● **TO DO**: Retype the records below so that each one matches exactly.

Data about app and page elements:
____________________

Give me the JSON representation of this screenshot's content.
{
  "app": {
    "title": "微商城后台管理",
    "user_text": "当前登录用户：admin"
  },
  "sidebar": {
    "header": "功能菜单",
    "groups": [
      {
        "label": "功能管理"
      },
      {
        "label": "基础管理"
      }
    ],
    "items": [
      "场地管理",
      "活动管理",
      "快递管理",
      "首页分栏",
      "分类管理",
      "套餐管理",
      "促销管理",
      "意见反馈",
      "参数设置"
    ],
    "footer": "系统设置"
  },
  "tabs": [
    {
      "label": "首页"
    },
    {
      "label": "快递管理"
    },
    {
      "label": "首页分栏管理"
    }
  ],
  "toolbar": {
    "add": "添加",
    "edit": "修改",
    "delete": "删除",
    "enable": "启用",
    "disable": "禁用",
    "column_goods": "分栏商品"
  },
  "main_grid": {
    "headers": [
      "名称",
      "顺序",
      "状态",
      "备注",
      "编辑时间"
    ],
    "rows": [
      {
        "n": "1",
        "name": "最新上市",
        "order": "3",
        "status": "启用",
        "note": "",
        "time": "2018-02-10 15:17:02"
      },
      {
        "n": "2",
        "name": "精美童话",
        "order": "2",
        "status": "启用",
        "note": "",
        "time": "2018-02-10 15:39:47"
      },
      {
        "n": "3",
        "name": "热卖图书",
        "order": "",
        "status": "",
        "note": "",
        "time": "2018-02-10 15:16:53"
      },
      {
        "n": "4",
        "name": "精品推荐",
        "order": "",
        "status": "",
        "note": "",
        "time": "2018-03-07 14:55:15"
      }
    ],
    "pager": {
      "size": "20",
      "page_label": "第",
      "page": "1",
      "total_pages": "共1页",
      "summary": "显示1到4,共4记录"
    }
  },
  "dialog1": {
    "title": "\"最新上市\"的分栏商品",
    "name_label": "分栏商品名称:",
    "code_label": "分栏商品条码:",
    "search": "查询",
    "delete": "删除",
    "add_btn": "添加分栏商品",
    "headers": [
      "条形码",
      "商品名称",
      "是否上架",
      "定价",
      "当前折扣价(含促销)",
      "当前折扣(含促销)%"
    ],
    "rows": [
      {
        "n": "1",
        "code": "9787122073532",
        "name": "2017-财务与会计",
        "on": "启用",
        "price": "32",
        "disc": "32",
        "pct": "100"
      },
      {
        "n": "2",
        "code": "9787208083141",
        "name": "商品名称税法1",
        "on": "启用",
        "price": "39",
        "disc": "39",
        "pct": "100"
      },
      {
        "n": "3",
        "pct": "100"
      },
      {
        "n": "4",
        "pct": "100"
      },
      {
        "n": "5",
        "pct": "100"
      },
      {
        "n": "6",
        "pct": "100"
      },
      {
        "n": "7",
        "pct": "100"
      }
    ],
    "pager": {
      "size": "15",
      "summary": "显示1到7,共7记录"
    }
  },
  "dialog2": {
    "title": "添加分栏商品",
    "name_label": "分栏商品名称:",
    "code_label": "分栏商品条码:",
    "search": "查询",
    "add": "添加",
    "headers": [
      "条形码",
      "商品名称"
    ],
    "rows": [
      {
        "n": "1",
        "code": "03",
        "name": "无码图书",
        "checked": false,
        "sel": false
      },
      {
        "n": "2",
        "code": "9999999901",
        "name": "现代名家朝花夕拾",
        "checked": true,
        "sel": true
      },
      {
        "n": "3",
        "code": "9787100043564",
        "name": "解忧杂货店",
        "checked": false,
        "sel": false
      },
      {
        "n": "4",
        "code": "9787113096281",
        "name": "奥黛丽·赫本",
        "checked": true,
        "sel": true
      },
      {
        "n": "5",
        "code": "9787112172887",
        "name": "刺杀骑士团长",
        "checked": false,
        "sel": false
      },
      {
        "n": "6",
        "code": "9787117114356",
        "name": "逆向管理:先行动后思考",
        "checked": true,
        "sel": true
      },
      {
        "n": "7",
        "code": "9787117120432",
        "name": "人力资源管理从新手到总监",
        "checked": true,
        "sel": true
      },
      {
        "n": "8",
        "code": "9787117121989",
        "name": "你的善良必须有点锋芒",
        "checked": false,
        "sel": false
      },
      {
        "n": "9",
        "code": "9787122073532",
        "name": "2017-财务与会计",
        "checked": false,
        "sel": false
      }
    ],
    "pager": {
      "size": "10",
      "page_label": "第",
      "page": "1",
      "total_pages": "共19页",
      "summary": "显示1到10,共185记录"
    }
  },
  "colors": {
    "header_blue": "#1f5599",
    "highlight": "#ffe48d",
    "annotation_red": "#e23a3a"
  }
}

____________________

● **REPLY TO THE TASK**:
Give me the JSON representation of this screenshot's content.
{
  "app": {
    "title": "微商城后台管理",
    "user_text": "当前登录用户：admin"
  },
  "sidebar": {
    "header": "功能菜单",
    "groups": [
      {
        "label": "功能管理"
      },
      {
        "label": "基础管理"
      }
    ],
    "items": [
      "场地管理",
      "活动管理",
      "快递管理",
      "首页分栏",
      "分类管理",
      "套餐管理",
      "促销管理",
      "意见反馈",
      "参数设置"
    ],
    "footer": "系统设置"
  },
  "tabs": [
    {
      "label": "首页"
    },
    {
      "label": "快递管理"
    },
    {
      "label": "首页分栏管理"
    }
  ],
  "toolbar": {
    "add": "添加",
    "edit": "修改",
    "delete": "删除",
    "enable": "启用",
    "disable": "禁用",
    "column_goods": "分栏商品"
  },
  "main_grid": {
    "headers": [
      "名称",
      "顺序",
      "状态",
      "备注",
      "编辑时间"
    ],
    "rows": [
      {
        "n": "1",
        "name": "最新上市",
        "order": "3",
        "status": "启用",
        "note": "",
        "time": "2018-02-10 15:17:02"
      },
      {
        "n": "2",
        "name": "精美童话",
        "order": "2",
        "status": "启用",
        "note": "",
        "time": "2018-02-10 15:39:47"
      },
      {
        "n": "3",
        "name": "热卖图书",
        "order": "",
        "status": "",
        "note": "",
        "time": "2018-02-10 15:16:53"
      },
      {
        "n": "4",
        "name": "精品推荐",
        "order": "",
        "status": "",
        "note": "",
        "time": "2018-03-07 14:55:15"
      }
    ],
    "pager": {
      "size": "20",
      "page_label": "第",
      "page": "1",
      "total_pages": "共1页",
      "summary": "显示1到4,共4记录"
    }
  },
  "dialog1": {
    "title": "\"最新上市\"的分栏商品",
    "name_label": "分栏商品名称:",
    "code_label": "分栏商品条码:",
    "search": "查询",
    "delete": "删除",
    "add_btn": "添加分栏商品",
    "headers": [
      "条形码",
      "商品名称",
      "是否上架",
      "定价",
      "当前折扣价(含促销)",
      "当前折扣(含促销)%"
    ],
    "rows": [
      {
        "n": "1",
        "code": "9787122073532",
        "name": "2017-财务与会计",
        "on": "启用",
        "price": "32",
        "disc": "32",
        "pct": "100"
      },
      {
        "n": "2",
        "code": "9787208083141",
        "name": "商品名称税法1",
        "on": "启用",
        "price": "39",
        "disc": "39",
        "pct": "100"
      },
      {
        "n": "3",
        "pct": "100"
      },
      {
        "n": "4",
        "pct": "100"
      },
      {
        "n": "5",
        "pct": "100"
      },
      {
        "n": "6",
        "pct": "100"
      },
      {
        "n": "7",
        "pct": "100"
      }
    ],
    "pager": {
      "size": "15",
      "summary": "显示1到7,共7记录"
    }
  },
  "dialog2": {
    "title": "添加分栏商品",
    "name_label": "分栏商品名称:",
    "code_label": "分栏商品条码:",
    "search": "查询",
    "add": "添加",
    "headers": [
      "条形码",
      "商品名称"
    ],
    "rows": [
      {
        "n": "1",
        "code": "03",
        "name": "无码图书",
        "checked": false,
        "sel": false
      },
      {
        "n": "2",
        "code": "9999999901",
        "name": "现代名家朝花夕拾",
        "checked": true,
        "sel": true
      },
      {
        "n": "3",
        "code": "9787100043564",
        "name": "解忧杂货店",
        "checked": false,
        "sel": false
      },
      {
        "n": "4",
        "code": "9787113096281",
        "name": "奥黛丽·赫本",
        "checked": true,
        "sel": true
      },
      {
        "n": "5",
        "code": "9787112172887",
        "name": "刺杀骑士团长",
        "checked": false,
        "sel": false
      },
      {
        "n": "6",
        "code": "9787117114356",
        "name": "逆向管理:先行动后思考",
        "checked": true,
        "sel": true
      },
      {
        "n": "7",
        "code": "9787117120432",
        "name": "人力资源管理从新手到总监",
        "checked": true,
        "sel": true
      },
      {
        "n": "8",
        "code": "9787117121989",
        "name": "你的善良必须有点锋芒",
        "checked": false,
        "sel": false
      },
      {
        "n": "9",
        "code": "9787122073532",
        "name": "2017-财务与会计",
        "checked": false,
        "sel": false
      }
    ],
    "pager": {
      "size": "10",
      "page_label": "第",
      "page": "1",
      "total_pages": "共19页",
      "summary": "显示1到10,共185记录"
    }
  },
  "colors": {
    "header_blue": "#1f5599",
    "highlight": "#ffe48d",
    "annotation_red": "#e23a3a"
  }
}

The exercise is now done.